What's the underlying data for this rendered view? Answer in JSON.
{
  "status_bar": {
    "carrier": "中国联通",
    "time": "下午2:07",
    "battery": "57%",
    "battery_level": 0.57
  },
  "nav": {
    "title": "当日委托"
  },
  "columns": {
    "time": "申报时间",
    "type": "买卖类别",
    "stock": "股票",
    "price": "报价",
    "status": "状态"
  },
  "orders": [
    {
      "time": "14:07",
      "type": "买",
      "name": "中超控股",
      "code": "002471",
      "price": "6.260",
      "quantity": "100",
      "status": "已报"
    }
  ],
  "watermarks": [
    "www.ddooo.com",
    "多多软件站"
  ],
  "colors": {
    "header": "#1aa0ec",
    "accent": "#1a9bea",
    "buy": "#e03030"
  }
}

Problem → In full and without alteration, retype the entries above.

Written solution →
What's the underlying data for this rendered view? Answer in JSON.
{
  "status_bar": {
    "carrier": "中国联通",
    "time": "下午2:07",
    "battery": "57%",
    "battery_level": 0.57
  },
  "nav": {
    "title": "当日委托"
  },
  "columns": {
    "time": "申报时间",
    "type": "买卖类别",
    "stock": "股票",
    "price": "报价",
    "status": "状态"
  },
  "orders": [
    {
      "time": "14:07",
      "type": "买",
      "name": "中超控股",
      "code": "002471",
      "price": "6.260",
      "quantity": "100",
      "status": "已报"
    }
  ],
  "watermarks": [
    "www.ddooo.com",
    "多多软件站"
  ],
  "colors": {
    "header": "#1aa0ec",
    "accent": "#1a9bea",
    "buy": "#e03030"
  }
}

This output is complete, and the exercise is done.